CUW Board Chair Jim Waldo is serving as Project Advisor and Co-Executive Producer of the Collaborative Leadership Project, helping Project Lead Michael Kern build a broad partnership including tribal, state, federal, and local governments, non-governmental and private organizations, foundations and private donors, and other institutions. Jim was a Partner at Gordon Thomas Honeywell, which he joined in 1980, after working for the U.S. Department of Labor and the U.S. Attorney’s Office. He focuses his practice on complex negotiations, project permitting and implementation, representation of public and private entities in multi-party negotiations, with an emphasis on environmental issues including natural resources, energy, and tribal law. He earned his law degree from Willamette University School of Law, and his bachelor’s degree from Whitman College.

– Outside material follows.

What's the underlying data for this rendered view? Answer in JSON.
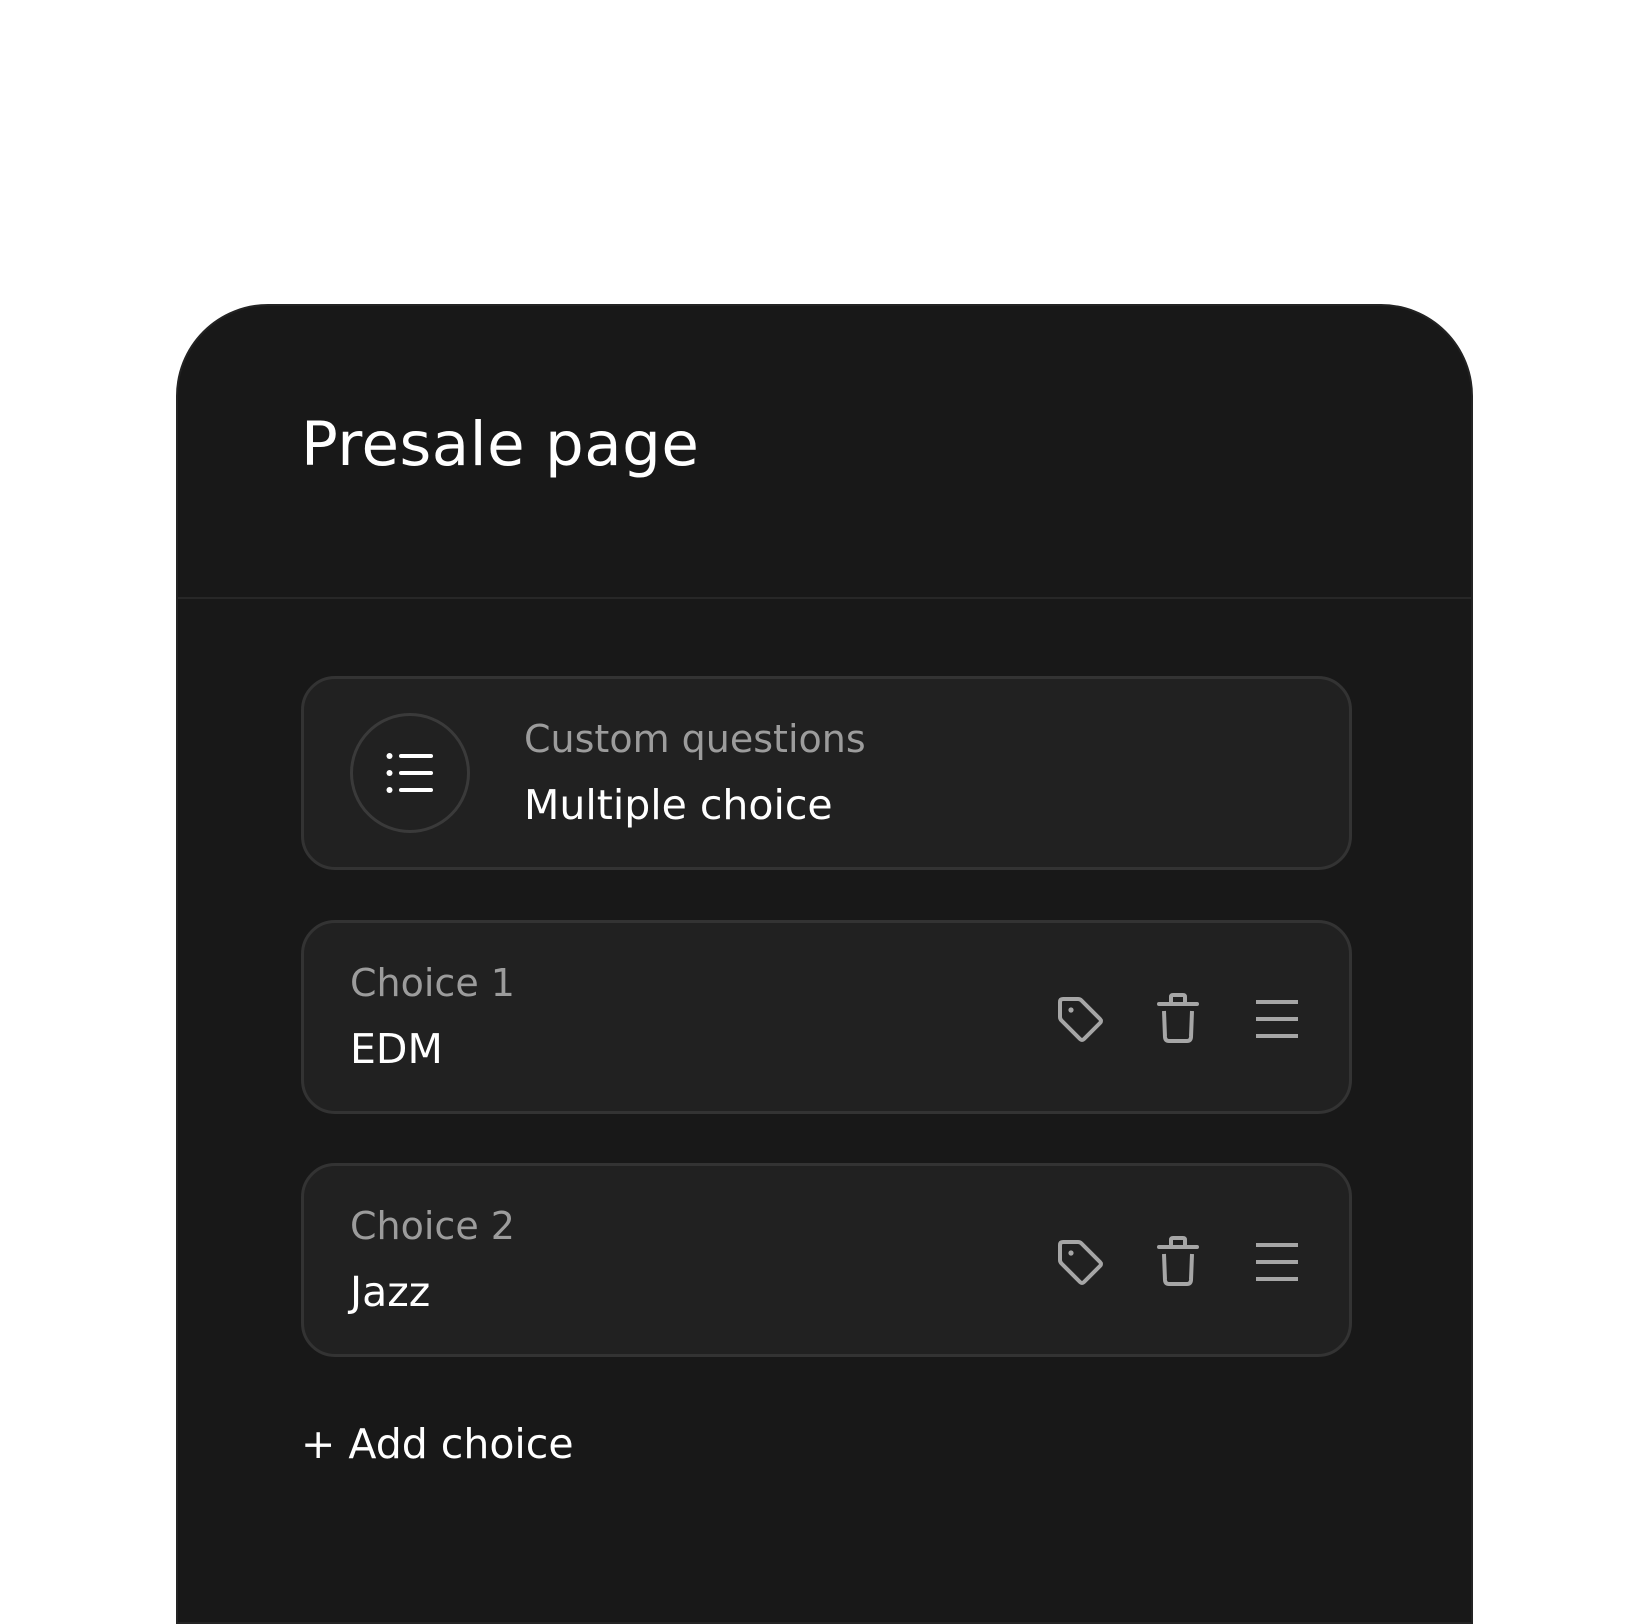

Nisqually Tribe Natural Resource Director David Troutt is serving as Project Advisor and Co-Executive Producer of the Collaborative Leadership Project. David has served as the natural resources director for the Nisqually Indian Tribe since 1987. Throughout his career at the Tribe, he worked closely with the late Billy Frank, Jr. He also serves as chair of the Nisqually River Council and president of the Nisqually River Foundation, and is Chair of the Puget Sound Salmon Recovery Council. David previously served on the Washington Biodiversity Council, Executive Committee of the Tri-County Response to the Endangered Species Act, Development Committee of the Shared Strategy for Puget Sound, Steering Committee for the Hatchery Reform Project, and as a member of the Mount Baker-Snoqualmie National Forest Resource Advisory Committee. Mr. Troutt received his Bachelor of Science degree from the UW School of Fisheries.

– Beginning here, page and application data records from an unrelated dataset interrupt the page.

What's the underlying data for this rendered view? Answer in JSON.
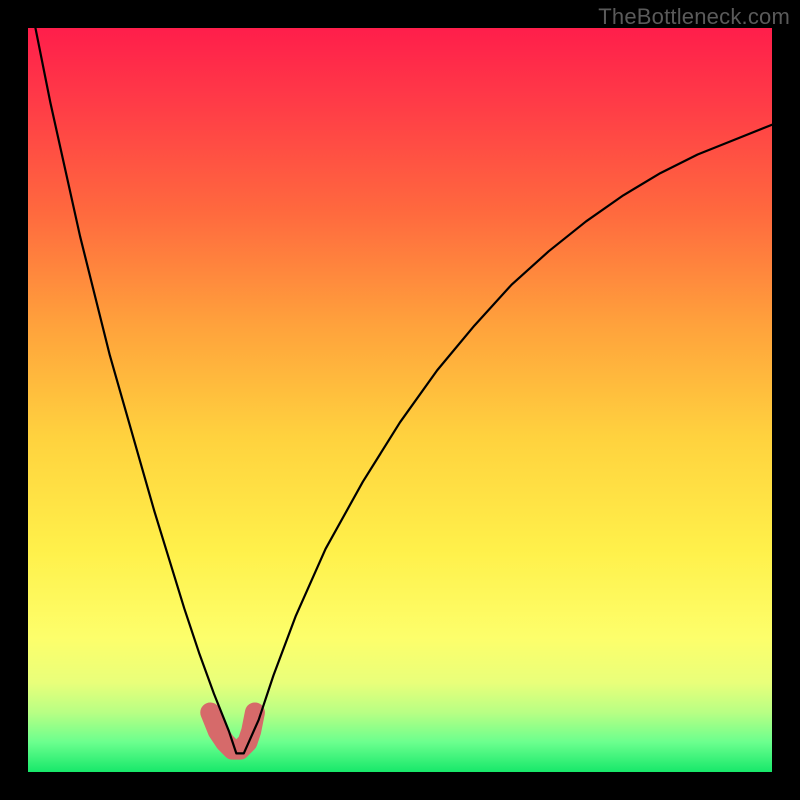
{
  "watermark": "TheBottleneck.com",
  "chart_data": {
    "type": "line",
    "title": "",
    "xlabel": "",
    "ylabel": "",
    "xlim": [
      0,
      100
    ],
    "ylim": [
      0,
      100
    ],
    "series": [
      {
        "name": "bottleneck-curve",
        "x": [
          1,
          3,
          5,
          7,
          9,
          11,
          13,
          15,
          17,
          19,
          21,
          23,
          25,
          27,
          28,
          29,
          31,
          33,
          36,
          40,
          45,
          50,
          55,
          60,
          65,
          70,
          75,
          80,
          85,
          90,
          95,
          100
        ],
        "values": [
          100,
          90,
          81,
          72,
          64,
          56,
          49,
          42,
          35,
          28.5,
          22,
          16,
          10.5,
          5.5,
          2.5,
          2.5,
          7,
          13,
          21,
          30,
          39,
          47,
          54,
          60,
          65.5,
          70,
          74,
          77.5,
          80.5,
          83,
          85,
          87
        ]
      },
      {
        "name": "optimal-marker",
        "x": [
          24.5,
          25.5,
          26.5,
          27.5,
          28.5,
          29.5,
          30.0,
          30.5
        ],
        "values": [
          8,
          5.5,
          4,
          3,
          3,
          4,
          5.5,
          8
        ]
      }
    ],
    "colors": {
      "curve": "#000000",
      "marker": "#d66a6a"
    },
    "annotations": []
  }
}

CUW Science Director and Puget Sound Institute Director Joel Baker is serving as a Project Advisor for the Collaborative Leadership Project, helping Michael Kern build a broad partnership including tribal, state, federal, and local governments, non-governmental and private organizations, foundations and private donors, and other institutions. Joel holds the Port of Tacoma Chair in Environmental Science. He earned a B.S. degree in Environmental Chemistry from SUNY Syracuse and M.S. and Ph.D. degrees in Civil and Environmental Engineering from the University of Minnesota. His research interests center about the transport of organic contaminants in the environment, specifically atmospheric transport and deposition, aerosol chemistry, the dynamics of contaminant transport in estuaries, and modeling the exposure and transfer of bioaccumulative chemicals in aquatic food webs. He teaches courses in water quality modeling, environmental chemistry, and quantitative methods.

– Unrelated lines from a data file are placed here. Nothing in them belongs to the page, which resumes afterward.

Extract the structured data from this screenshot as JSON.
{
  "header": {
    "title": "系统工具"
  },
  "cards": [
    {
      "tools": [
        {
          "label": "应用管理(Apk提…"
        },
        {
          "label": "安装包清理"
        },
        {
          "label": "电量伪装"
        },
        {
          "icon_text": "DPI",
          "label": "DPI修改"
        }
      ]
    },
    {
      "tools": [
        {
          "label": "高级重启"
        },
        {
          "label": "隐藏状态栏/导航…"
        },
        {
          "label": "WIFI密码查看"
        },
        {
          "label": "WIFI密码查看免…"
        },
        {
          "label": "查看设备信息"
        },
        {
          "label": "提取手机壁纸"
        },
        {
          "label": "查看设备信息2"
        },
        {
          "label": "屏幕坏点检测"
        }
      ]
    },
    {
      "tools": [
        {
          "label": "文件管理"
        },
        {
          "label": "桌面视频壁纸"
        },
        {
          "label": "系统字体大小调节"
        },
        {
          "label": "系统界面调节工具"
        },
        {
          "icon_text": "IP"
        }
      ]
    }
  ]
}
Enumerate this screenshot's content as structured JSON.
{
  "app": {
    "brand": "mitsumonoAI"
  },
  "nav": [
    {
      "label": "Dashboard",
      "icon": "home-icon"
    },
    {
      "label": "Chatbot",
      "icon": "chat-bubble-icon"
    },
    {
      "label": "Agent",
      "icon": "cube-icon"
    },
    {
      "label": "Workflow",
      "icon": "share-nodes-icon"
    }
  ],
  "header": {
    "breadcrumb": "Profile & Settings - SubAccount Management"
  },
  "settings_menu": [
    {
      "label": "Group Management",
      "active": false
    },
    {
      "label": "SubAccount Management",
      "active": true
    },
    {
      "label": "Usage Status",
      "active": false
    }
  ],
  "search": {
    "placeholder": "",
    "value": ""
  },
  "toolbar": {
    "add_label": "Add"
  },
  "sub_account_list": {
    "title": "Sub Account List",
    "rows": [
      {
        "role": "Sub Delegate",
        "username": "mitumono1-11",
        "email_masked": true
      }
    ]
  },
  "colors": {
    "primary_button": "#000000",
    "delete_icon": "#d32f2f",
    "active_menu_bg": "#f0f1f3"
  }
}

Renee Radcliff Sinclair has served as president and CEO of TVW, Washington’s national award-winning public affairs network since 2015. Prior to joining TVW, Renee served as a print journalist, member of the Washington State House of Representatives, and lobbyist at the state and federal levels. She continues to serve her community through a variety of local government, policy-related appointments. TVW is providing videography and production services for the Collaborative Leadership Project.